Will motherhood change Madonna?
Is it possible there’s anything left to know about Madonna? from the time she arrived in Manhattan with $35 in her pocket, a fresh-checked daughter of the Midwest, to her most recent reincarnation as Material Girl, we’ve seen the tramp and vamp, brassy and bossy, the naughty and nurturing. She’s exposed us – literally – to almost every inch of her body, giving new meaning to the phrase “naked ambition.” She singlehandedly made cone-shaped bras a fashion statement and accessorized with everything from dog collars to rosaries to nubile young men. She has very publicaly – and enthusiastically – done things with a water bottle that are surely banned in Boston, and asked David Letterman (on air) to smell her panties.
Then, in a totally different mood and appearance, she’s confided her most private, poignant history (“Losing my mother at a very young age was a devastating experience”) to another interviewer. And let’s not forget — as if we could — last year’s heavily chronicled pregnancy, culminating in the most publicized star delivery since Lucille Ball produced Little Ricky. We even know what she supposedly said as she was wheeled off to the delivery room (“Good-bye everyone. I’m going to get my nose job now”).
Then, after the birth on October 14 of little Lourdes Maria Ciccone Leon, Madonna became a serene, devoted mother, telling interviewers about her breast-feeding experiences and rhapsodizing about how, when her child looks at her with recognition, “It’s the most incredible thing in the world.” At the same time, her biggest motion picture to date, Evita, sailed into theaters nationwide, drawing a more traditional audience than might have lined up to see her in the past.
Serious mom. mainstream movie star — is there anything else left to discover about this woman described by Norman Mailer as “our greatest living female artist,” by her brother Martin as “very calculated,” and by herself as “my own work of art”?

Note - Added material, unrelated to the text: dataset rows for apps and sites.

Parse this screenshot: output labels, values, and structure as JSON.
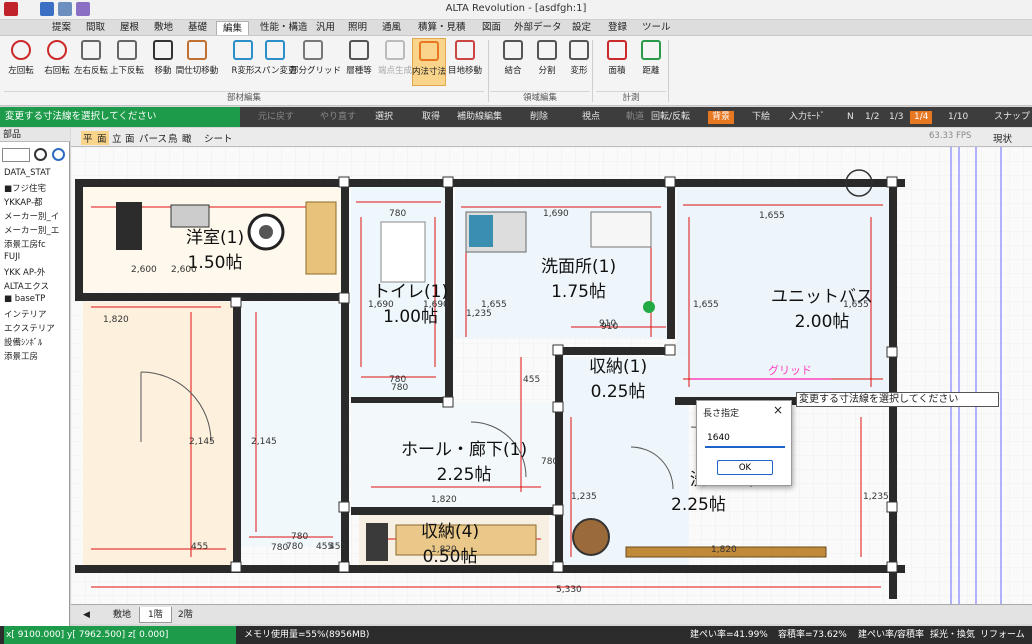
{
  "window": {
    "title": "ALTA Revolution - [asdfgh:1]"
  },
  "menu": [
    "提案",
    "間取",
    "屋根",
    "敷地",
    "基礎",
    "編集",
    "性能・構造",
    "汎用",
    "照明",
    "通風",
    "積算・見積",
    "図面",
    "外部データ",
    "設定",
    "登録",
    "ツール"
  ],
  "menu_active_index": 5,
  "ribbon": {
    "buttons": [
      "左回転",
      "右回転",
      "左右反転",
      "上下反転",
      "移動",
      "間仕切移動",
      "R変形",
      "スパン変更",
      "部分グリッド",
      "層種等",
      "端点生成",
      "内法寸法",
      "目地移動",
      "結合",
      "分割",
      "変形",
      "面積",
      "距離"
    ],
    "selected_index": 11,
    "disabled_index": 10,
    "groups": [
      "部材編集",
      "領域編集",
      "計測"
    ]
  },
  "status": {
    "message": "変更する寸法線を選択してください",
    "undo": "元に戻す",
    "redo": "やり直す",
    "select": "選択",
    "get": "取得",
    "aux_edit": "補助線編集",
    "delete": "削除",
    "viewpoint": "視点",
    "trajectory": "軌道",
    "rotate_flip": "回転/反転",
    "background": "背景",
    "underlay": "下絵",
    "input_mode": "入力ﾓｰﾄﾞ",
    "scales": [
      "N",
      "1/2",
      "1/3",
      "1/4",
      "1/10"
    ],
    "scale_active": "1/4",
    "snap": "スナップ"
  },
  "panel": {
    "header": "部品",
    "items": [
      "DATA_STAT",
      "■フジ住宅",
      "YKKAP-都",
      "メーカー別_イ",
      "メーカー別_エ",
      "添景工房fc",
      "FUJI",
      "YKK AP-外",
      "ALTAエクス",
      "■ baseTP",
      "インテリア",
      "エクステリア",
      "設備ｼﾝﾎﾞﾙ",
      "添景工房"
    ]
  },
  "viewbar": {
    "tabs": [
      "平",
      "面",
      "立",
      "面",
      "パース",
      "鳥",
      "瞰",
      "シート"
    ],
    "fps": "63.33 FPS",
    "mode": "現状"
  },
  "rooms": [
    {
      "name": "洋室(1)",
      "size": "1.50帖"
    },
    {
      "name": "トイレ(1)",
      "size": "1.00帖"
    },
    {
      "name": "洗面所(1)",
      "size": "1.75帖"
    },
    {
      "name": "ユニットバス",
      "size": "2.00帖"
    },
    {
      "name": "収納(1)",
      "size": "0.25帖"
    },
    {
      "name": "ホール・廊下(1)",
      "size": "2.25帖"
    },
    {
      "name": "洗",
      "size": "2.25帖"
    },
    {
      "name": "収納(4)",
      "size": "0.50帖"
    }
  ],
  "dimensions": [
    "2,600",
    "1,820",
    "780",
    "1,690",
    "1,655",
    "1,235",
    "910",
    "780",
    "1,690",
    "1,690",
    "1,655",
    "1,655",
    "1,655",
    "910",
    "780",
    "455",
    "780",
    "780",
    "2,145",
    "2,145",
    "455",
    "780",
    "455",
    "1,820",
    "1,820",
    "1,235",
    "1,235",
    "2,600",
    "5,330",
    "1,820",
    "780",
    "455"
  ],
  "grid_label": "グリッド",
  "dialog": {
    "title": "長さ指定",
    "value": "1640",
    "ok": "OK"
  },
  "tooltip": "変更する寸法線を選択してください",
  "bottom_tabs": [
    "敷地",
    "1階",
    "2階"
  ],
  "bottom_active": "1階",
  "footer": {
    "coords": "x[ 9100.000] y[ 7962.500] z[ 0.000]",
    "memory": "メモリ使用量=55%(8956MB)",
    "coverage": "建ぺい率=41.99%",
    "floor_ratio": "容積率=73.62%",
    "ratio": "建ぺい率/容積率",
    "ventilation": "採光・換気",
    "reform": "リフォーム"
  },
  "colors": {
    "accent": "#e87722",
    "status_green": "#1e9b4a",
    "dim_red": "#e01010",
    "wall": "#2a2a2a"
  }
}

How alma this? She often dreams about her teeth falling out (paging Dr. Freud). Or: While she may seem as in tune with Vatican teachings as, say, Henry VIII, she still goes to church and lights candles. She also plans to baptize her daughter. Lourdes (named after a village of religious miracles), as a Catholic. Or: This woman who has made sin and sex her personal calling card, who has been a conspicuous public collector of “boy toys,” who radiates cheekiness, has confessed to being just an “incurable romantic” at heart. Huh?
And there are at least a few things left to find out.
Beginning with her childhood. It seems, for instance, that Ms. Anything Goes was once Little Miss Homemaker, baking cakes in her tiny child’s oven and then selling her wares in front of the house. Although on second thought, maybe that just shows she was a shrewd businesswoman even then, back in Pontiac, Michigan.
Madonna Louise Veronica Ciccone was born on August 16, 1958, the third child, after older brothers Anthony and Martin, of a conservative Catholic family. Her father, Silvio (known as Tony), was an automotive engineer who stressed church attendance, hard work at school, and no television. Her mother, a beauty from Bay City named Madonna Fortin, bestowed her own unusual name on her first daughter. (Later, talking about her name and her career, Madonna said, “How could I have been anything else but what I am, having been named Madonna? I would either have ended up a nun or this.”)
Madonna’s mother went on to produce three more children — Paula, Christopher. and Melanie — before dying of breast cancer at the age of 30. Madonna, then nicknamed Nonnie, was six, and it was the formative event in her life.